THE TASK => Which lines below contain the word "连接或远程访问连接的组件"? Copy each one.

···

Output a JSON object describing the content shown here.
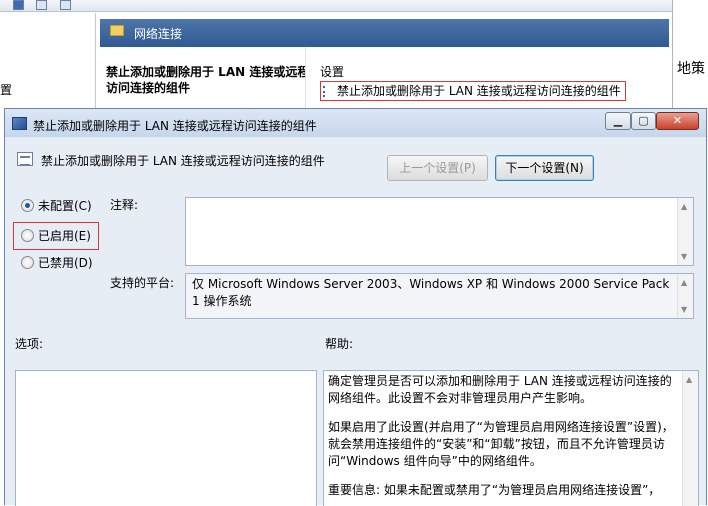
{
  "background": {
    "pane_title": "网络连接",
    "tree_text": "置",
    "desc_title": "禁止添加或删除用于 LAN 连接或远程访问连接的组件",
    "list_header": "设置",
    "list_row": "禁止添加或删除用于 LAN 连接或远程访问连接的组件",
    "right_text": "地策"
  },
  "dialog": {
    "title": "禁止添加或删除用于 LAN 连接或远程访问连接的组件",
    "minimize": "▁",
    "maximize": "▢",
    "close": "✕",
    "policy_title": "禁止添加或删除用于 LAN 连接或远程访问连接的组件",
    "prev_button": "上一个设置(P)",
    "next_button": "下一个设置(N)",
    "radios": [
      {
        "label": "未配置(C)",
        "checked": true
      },
      {
        "label": "已启用(E)",
        "checked": false
      },
      {
        "label": "已禁用(D)",
        "checked": false
      }
    ],
    "comment_label": "注释:",
    "comment_value": "",
    "platform_label": "支持的平台:",
    "platform_value": "仅 Microsoft Windows Server 2003、Windows XP 和 Windows 2000 Service Pack 1 操作系统",
    "options_label": "选项:",
    "help_label": "帮助:",
    "help_paragraphs": [
      "确定管理员是否可以添加和删除用于 LAN 连接或远程访问连接的网络组件。此设置不会对非管理员用户产生影响。",
      "如果启用了此设置(并启用了“为管理员启用网络连接设置”设置)，就会禁用连接组件的“安装”和“卸载”按钮，而且不允许管理员访问“Windows 组件向导”中的网络组件。",
      "重要信息: 如果未配置或禁用了“为管理员启用网络连接设置”，"
    ]
  },
  "colors": {
    "highlight_border": "#d23a3a",
    "title_bar": "#c5d6ec",
    "pane_header": "#2f5a92"
  }
}
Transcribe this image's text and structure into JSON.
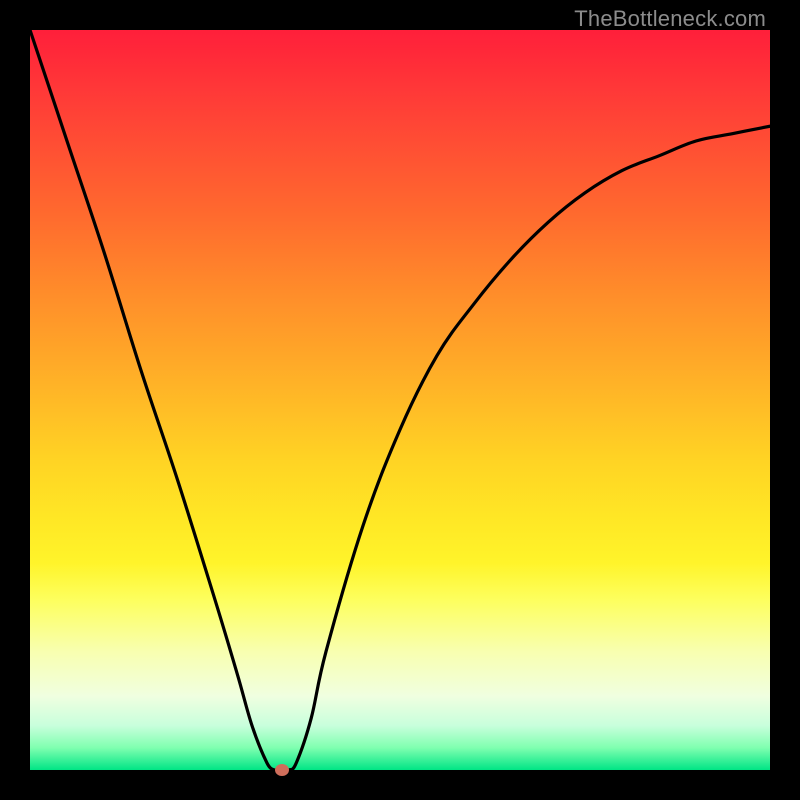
{
  "watermark": "TheBottleneck.com",
  "colors": {
    "frame": "#000000",
    "curve": "#000000",
    "dot": "#cf6e5b",
    "gradient_top": "#ff1f3a",
    "gradient_bottom": "#00e585"
  },
  "chart_data": {
    "type": "line",
    "title": "",
    "xlabel": "",
    "ylabel": "",
    "xlim": [
      0,
      100
    ],
    "ylim": [
      0,
      100
    ],
    "grid": false,
    "legend": false,
    "x": [
      0,
      5,
      10,
      15,
      20,
      25,
      28,
      30,
      32,
      33,
      34,
      35,
      36,
      38,
      40,
      45,
      50,
      55,
      60,
      65,
      70,
      75,
      80,
      85,
      90,
      95,
      100
    ],
    "values": [
      100,
      85,
      70,
      54,
      39,
      23,
      13,
      6,
      1,
      0,
      0,
      0,
      1,
      7,
      16,
      33,
      46,
      56,
      63,
      69,
      74,
      78,
      81,
      83,
      85,
      86,
      87
    ],
    "marker": {
      "x": 34,
      "y": 0
    },
    "annotations": []
  }
}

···

ANSWER TO THE EXERCISE =>
    "desc_title": "禁止添加或删除用于 LAN 连接或远程访问连接的组件",
    "list_row": "禁止添加或删除用于 LAN 连接或远程访问连接的组件",
    "title": "禁止添加或删除用于 LAN 连接或远程访问连接的组件",
    "policy_title": "禁止添加或删除用于 LAN 连接或远程访问连接的组件",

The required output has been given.